There are three major groups of language proficiencies in the core rules.
Languages, Modern are any languages spoken on the planet in modern times. Typical languages are Gnomish, Dwarven, Elven, Eastern Common, Western Common, and the like. They are general proficiencies, and take one slot each. You must specify a language when you take this proficiency. In general, most characters are given the ability to speak (but not Read/Write) their local language as a bonus by the DM. A second proficiency slot must be invested in a language if you want to also Read/Write that language.
Languages, Ancient are any languages which are no longer commonly spoken on the planet in modern times. There are ancient forms of elven, ancient draconic, and several different ancient commons. Ancient Eastern Common in particular is frequently used in Heraldry, similar to Latin in our world. Most people in places like Misty Cross are assumed to know a little bit of it because the city uses it all the time. Ancient languages take two slots, or one slot for mages and priests. A second (or third) proficiency slot must be invested in an ancient language if you want to also Read/Write that language.
Languages, Obscure, are any languages which either were never commonly spoken on the planet or were intentionally invented as secret battle languages or cyphers. If a character joins a guild with a secret language, it counts as a modern language, because s/he learns the language as a guild member. If s/he must learn it from books and study, it is treated the same way as an ancient language: taking two slots, or one slot for mages and priests. Most Obscure languages have no written form, but proficiency usually includes it.
"Typical" (if an obscure language can be said to be typical) obscure languages include very specific dragon languages, far outer planar languages, the secret tongues of secret religions or brotherhoods, the family languages of some powerful clans and several invented codes. A modern "obscure" language might be Esperanto or Klingon. An example in fiction might be the House Battle languages in Dune. Alignment languages, when allowed, are often obscure languages, but because of their special rules, they may not be allowed.
Obscure languages require talking with the DM, because you have to explain why you have it, what it is and where it comes from. Translating from an obscure language without "Read Languages" or "Tongues" can be impossible in some situations.

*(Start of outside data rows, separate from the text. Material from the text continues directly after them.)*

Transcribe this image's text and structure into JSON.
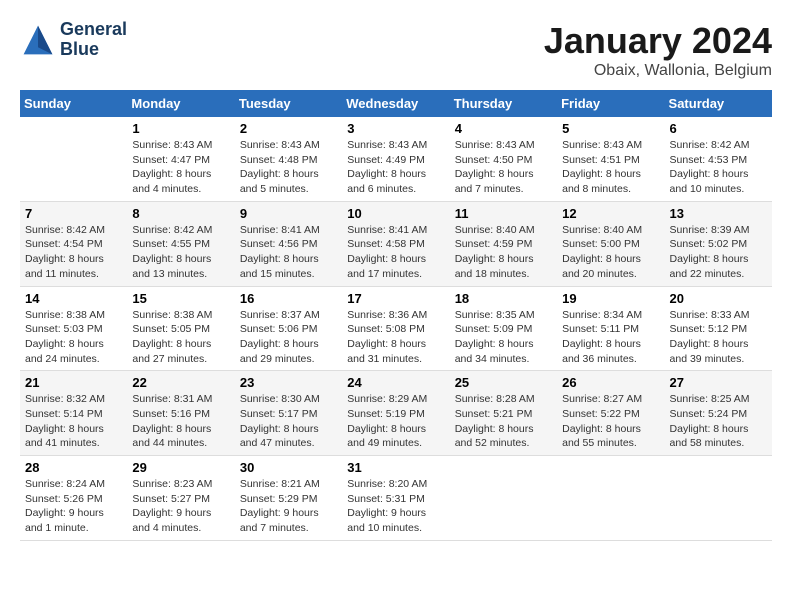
{
  "header": {
    "logo_line1": "General",
    "logo_line2": "Blue",
    "month": "January 2024",
    "location": "Obaix, Wallonia, Belgium"
  },
  "days_of_week": [
    "Sunday",
    "Monday",
    "Tuesday",
    "Wednesday",
    "Thursday",
    "Friday",
    "Saturday"
  ],
  "weeks": [
    [
      {
        "num": "",
        "sunrise": "",
        "sunset": "",
        "daylight": ""
      },
      {
        "num": "1",
        "sunrise": "Sunrise: 8:43 AM",
        "sunset": "Sunset: 4:47 PM",
        "daylight": "Daylight: 8 hours and 4 minutes."
      },
      {
        "num": "2",
        "sunrise": "Sunrise: 8:43 AM",
        "sunset": "Sunset: 4:48 PM",
        "daylight": "Daylight: 8 hours and 5 minutes."
      },
      {
        "num": "3",
        "sunrise": "Sunrise: 8:43 AM",
        "sunset": "Sunset: 4:49 PM",
        "daylight": "Daylight: 8 hours and 6 minutes."
      },
      {
        "num": "4",
        "sunrise": "Sunrise: 8:43 AM",
        "sunset": "Sunset: 4:50 PM",
        "daylight": "Daylight: 8 hours and 7 minutes."
      },
      {
        "num": "5",
        "sunrise": "Sunrise: 8:43 AM",
        "sunset": "Sunset: 4:51 PM",
        "daylight": "Daylight: 8 hours and 8 minutes."
      },
      {
        "num": "6",
        "sunrise": "Sunrise: 8:42 AM",
        "sunset": "Sunset: 4:53 PM",
        "daylight": "Daylight: 8 hours and 10 minutes."
      }
    ],
    [
      {
        "num": "7",
        "sunrise": "Sunrise: 8:42 AM",
        "sunset": "Sunset: 4:54 PM",
        "daylight": "Daylight: 8 hours and 11 minutes."
      },
      {
        "num": "8",
        "sunrise": "Sunrise: 8:42 AM",
        "sunset": "Sunset: 4:55 PM",
        "daylight": "Daylight: 8 hours and 13 minutes."
      },
      {
        "num": "9",
        "sunrise": "Sunrise: 8:41 AM",
        "sunset": "Sunset: 4:56 PM",
        "daylight": "Daylight: 8 hours and 15 minutes."
      },
      {
        "num": "10",
        "sunrise": "Sunrise: 8:41 AM",
        "sunset": "Sunset: 4:58 PM",
        "daylight": "Daylight: 8 hours and 17 minutes."
      },
      {
        "num": "11",
        "sunrise": "Sunrise: 8:40 AM",
        "sunset": "Sunset: 4:59 PM",
        "daylight": "Daylight: 8 hours and 18 minutes."
      },
      {
        "num": "12",
        "sunrise": "Sunrise: 8:40 AM",
        "sunset": "Sunset: 5:00 PM",
        "daylight": "Daylight: 8 hours and 20 minutes."
      },
      {
        "num": "13",
        "sunrise": "Sunrise: 8:39 AM",
        "sunset": "Sunset: 5:02 PM",
        "daylight": "Daylight: 8 hours and 22 minutes."
      }
    ],
    [
      {
        "num": "14",
        "sunrise": "Sunrise: 8:38 AM",
        "sunset": "Sunset: 5:03 PM",
        "daylight": "Daylight: 8 hours and 24 minutes."
      },
      {
        "num": "15",
        "sunrise": "Sunrise: 8:38 AM",
        "sunset": "Sunset: 5:05 PM",
        "daylight": "Daylight: 8 hours and 27 minutes."
      },
      {
        "num": "16",
        "sunrise": "Sunrise: 8:37 AM",
        "sunset": "Sunset: 5:06 PM",
        "daylight": "Daylight: 8 hours and 29 minutes."
      },
      {
        "num": "17",
        "sunrise": "Sunrise: 8:36 AM",
        "sunset": "Sunset: 5:08 PM",
        "daylight": "Daylight: 8 hours and 31 minutes."
      },
      {
        "num": "18",
        "sunrise": "Sunrise: 8:35 AM",
        "sunset": "Sunset: 5:09 PM",
        "daylight": "Daylight: 8 hours and 34 minutes."
      },
      {
        "num": "19",
        "sunrise": "Sunrise: 8:34 AM",
        "sunset": "Sunset: 5:11 PM",
        "daylight": "Daylight: 8 hours and 36 minutes."
      },
      {
        "num": "20",
        "sunrise": "Sunrise: 8:33 AM",
        "sunset": "Sunset: 5:12 PM",
        "daylight": "Daylight: 8 hours and 39 minutes."
      }
    ],
    [
      {
        "num": "21",
        "sunrise": "Sunrise: 8:32 AM",
        "sunset": "Sunset: 5:14 PM",
        "daylight": "Daylight: 8 hours and 41 minutes."
      },
      {
        "num": "22",
        "sunrise": "Sunrise: 8:31 AM",
        "sunset": "Sunset: 5:16 PM",
        "daylight": "Daylight: 8 hours and 44 minutes."
      },
      {
        "num": "23",
        "sunrise": "Sunrise: 8:30 AM",
        "sunset": "Sunset: 5:17 PM",
        "daylight": "Daylight: 8 hours and 47 minutes."
      },
      {
        "num": "24",
        "sunrise": "Sunrise: 8:29 AM",
        "sunset": "Sunset: 5:19 PM",
        "daylight": "Daylight: 8 hours and 49 minutes."
      },
      {
        "num": "25",
        "sunrise": "Sunrise: 8:28 AM",
        "sunset": "Sunset: 5:21 PM",
        "daylight": "Daylight: 8 hours and 52 minutes."
      },
      {
        "num": "26",
        "sunrise": "Sunrise: 8:27 AM",
        "sunset": "Sunset: 5:22 PM",
        "daylight": "Daylight: 8 hours and 55 minutes."
      },
      {
        "num": "27",
        "sunrise": "Sunrise: 8:25 AM",
        "sunset": "Sunset: 5:24 PM",
        "daylight": "Daylight: 8 hours and 58 minutes."
      }
    ],
    [
      {
        "num": "28",
        "sunrise": "Sunrise: 8:24 AM",
        "sunset": "Sunset: 5:26 PM",
        "daylight": "Daylight: 9 hours and 1 minute."
      },
      {
        "num": "29",
        "sunrise": "Sunrise: 8:23 AM",
        "sunset": "Sunset: 5:27 PM",
        "daylight": "Daylight: 9 hours and 4 minutes."
      },
      {
        "num": "30",
        "sunrise": "Sunrise: 8:21 AM",
        "sunset": "Sunset: 5:29 PM",
        "daylight": "Daylight: 9 hours and 7 minutes."
      },
      {
        "num": "31",
        "sunrise": "Sunrise: 8:20 AM",
        "sunset": "Sunset: 5:31 PM",
        "daylight": "Daylight: 9 hours and 10 minutes."
      },
      {
        "num": "",
        "sunrise": "",
        "sunset": "",
        "daylight": ""
      },
      {
        "num": "",
        "sunrise": "",
        "sunset": "",
        "daylight": ""
      },
      {
        "num": "",
        "sunrise": "",
        "sunset": "",
        "daylight": ""
      }
    ]
  ]
}
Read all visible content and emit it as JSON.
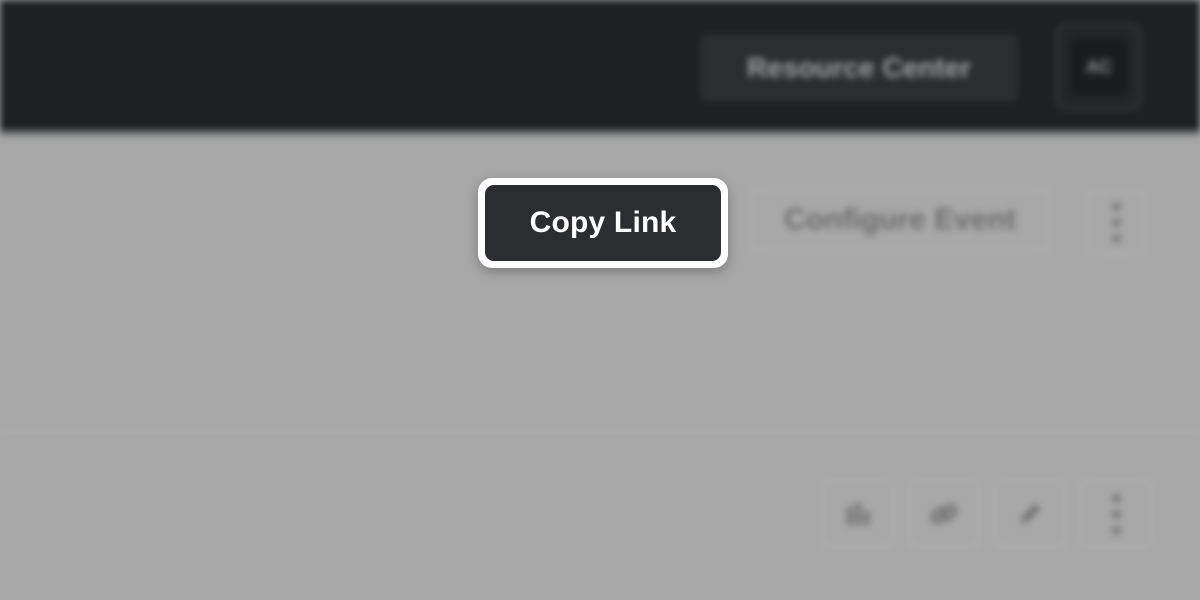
{
  "header": {
    "resource_center_label": "Resource Center",
    "avatar_initials": "AC"
  },
  "toolbar": {
    "copy_link_label": "Copy Link",
    "configure_event_label": "Configure Event"
  },
  "row": {
    "actions": [
      {
        "icon": "bar-chart-icon"
      },
      {
        "icon": "link-icon"
      },
      {
        "icon": "edit-icon"
      },
      {
        "icon": "more-vertical-icon"
      }
    ]
  },
  "colors": {
    "topbar": "#1f2022",
    "page_background": "#a7a8a7",
    "copy_link_button": "#2b2d30"
  }
}
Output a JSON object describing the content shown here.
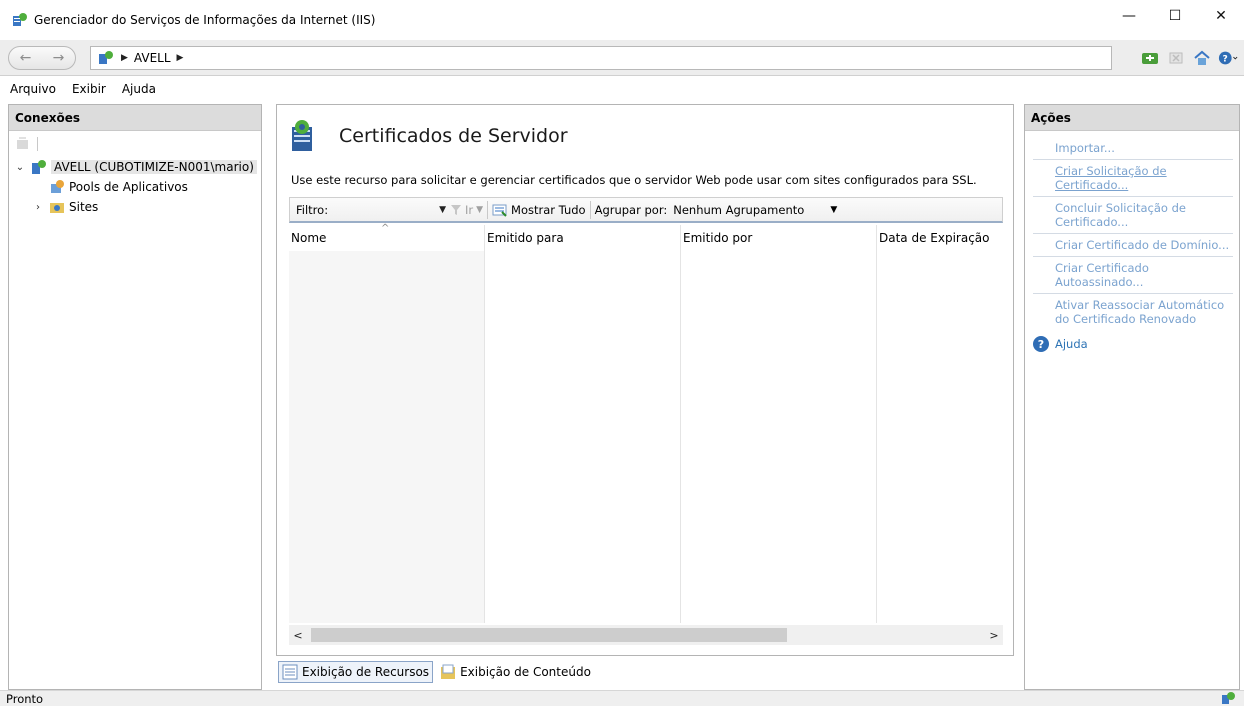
{
  "window": {
    "title": "Gerenciador do Serviços de Informações da Internet (IIS)",
    "min_glyph": "—",
    "max_glyph": "☐",
    "close_glyph": "✕"
  },
  "address": {
    "back_glyph": "←",
    "forward_glyph": "→",
    "crumbs": [
      "AVELL"
    ],
    "tools": [
      "connect-icon",
      "stop-icon",
      "home-icon",
      "help-icon"
    ]
  },
  "menu": [
    {
      "label": "Arquivo"
    },
    {
      "label": "Exibir"
    },
    {
      "label": "Ajuda"
    }
  ],
  "connections": {
    "header": "Conexões",
    "tree": [
      {
        "label": "AVELL (CUBOTIMIZE-N001\\mario)",
        "expander": "⌄",
        "icon": "server-icon"
      },
      {
        "label": "Pools de Aplicativos",
        "expander": "",
        "icon": "app-pool-icon"
      },
      {
        "label": "Sites",
        "expander": "›",
        "icon": "sites-folder-icon"
      }
    ]
  },
  "main": {
    "title": "Certificados de Servidor",
    "description": "Use este recurso para solicitar e gerenciar certificados que o servidor Web pode usar com sites configurados para SSL.",
    "filter": {
      "label": "Filtro:",
      "go_label": "Ir",
      "show_all_label": "Mostrar Tudo",
      "group_by_label": "Agrupar por:",
      "group_by_value": "Nenhum Agrupamento"
    },
    "columns": [
      "Nome",
      "Emitido para",
      "Emitido por",
      "Data de Expiração"
    ],
    "rows": []
  },
  "view_tabs": [
    {
      "label": "Exibição de Recursos",
      "active": true
    },
    {
      "label": "Exibição de Conteúdo",
      "active": false
    }
  ],
  "actions": {
    "header": "Ações",
    "items": [
      {
        "label": "Importar..."
      },
      {
        "label": "Criar Solicitação de Certificado..."
      },
      {
        "label": "Concluir Solicitação de Certificado..."
      },
      {
        "label": "Criar Certificado de Domínio..."
      },
      {
        "label": "Criar Certificado Autoassinado..."
      },
      {
        "label": "Ativar Reassociar Automático do Certificado Renovado"
      }
    ],
    "help_label": "Ajuda"
  },
  "status": {
    "text": "Pronto"
  }
}
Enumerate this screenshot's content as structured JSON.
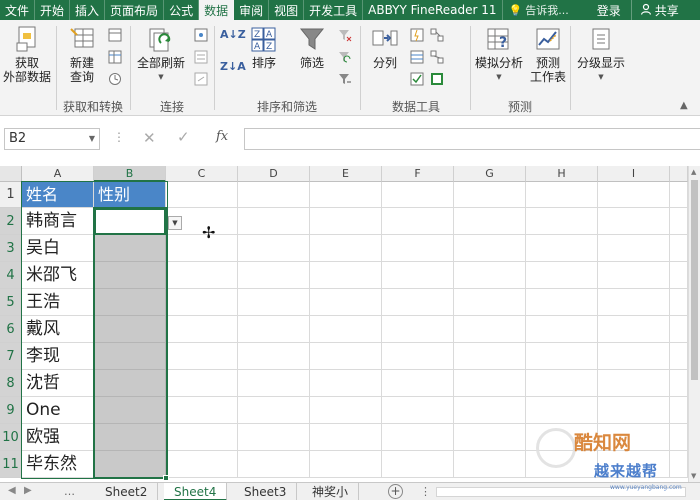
{
  "ribbon_tabs": [
    "文件",
    "开始",
    "插入",
    "页面布局",
    "公式",
    "数据",
    "审阅",
    "视图",
    "开发工具",
    "ABBYY FineReader 11"
  ],
  "active_tab": "数据",
  "tell_me": "告诉我...",
  "login": "登录",
  "share": "共享",
  "ribbon": {
    "get_external": "获取\n外部数据",
    "new_query": "新建\n查询",
    "group_get_transform": "获取和转换",
    "refresh_all": "全部刷新",
    "group_connections": "连接",
    "sort": "排序",
    "filter": "筛选",
    "group_sort_filter": "排序和筛选",
    "text_to_columns": "分列",
    "group_data_tools": "数据工具",
    "what_if": "模拟分析",
    "forecast_sheet": "预测\n工作表",
    "group_forecast": "预测",
    "outline": "分级显示"
  },
  "formula_bar": {
    "name_box": "B2",
    "fx": "fx",
    "formula": ""
  },
  "columns": [
    "A",
    "B",
    "C",
    "D",
    "E",
    "F",
    "G",
    "H",
    "I"
  ],
  "rows": [
    "1",
    "2",
    "3",
    "4",
    "5",
    "6",
    "7",
    "8",
    "9",
    "10",
    "11"
  ],
  "table": {
    "header_a": "姓名",
    "header_b": "性别",
    "names": [
      "韩商言",
      "吴白",
      "米邵飞",
      "王浩",
      "戴风",
      "李现",
      "沈哲",
      "One",
      "欧强",
      "毕东然"
    ]
  },
  "sheets": [
    "Sheet2",
    "Sheet4",
    "Sheet3",
    "神奖小"
  ],
  "active_sheet": "Sheet4",
  "watermark": {
    "brand": "酷知网",
    "sub": "越来越帮",
    "url": "www.yueyangbang.com"
  },
  "colors": {
    "excel_green": "#217346",
    "header_blue": "#4a86c8",
    "grey_fill": "#c9c9c9"
  }
}
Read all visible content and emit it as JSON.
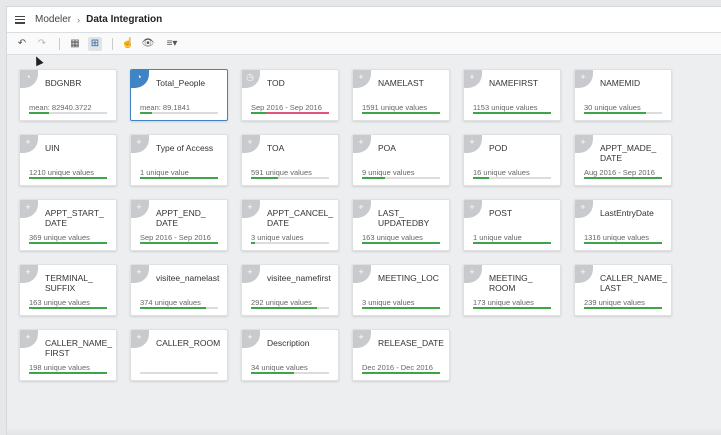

Edit: I thought that obscure languages required an additional proficiency for read/write, but I was incorrect. It is assumed you get both (in the rare instance where both exist.)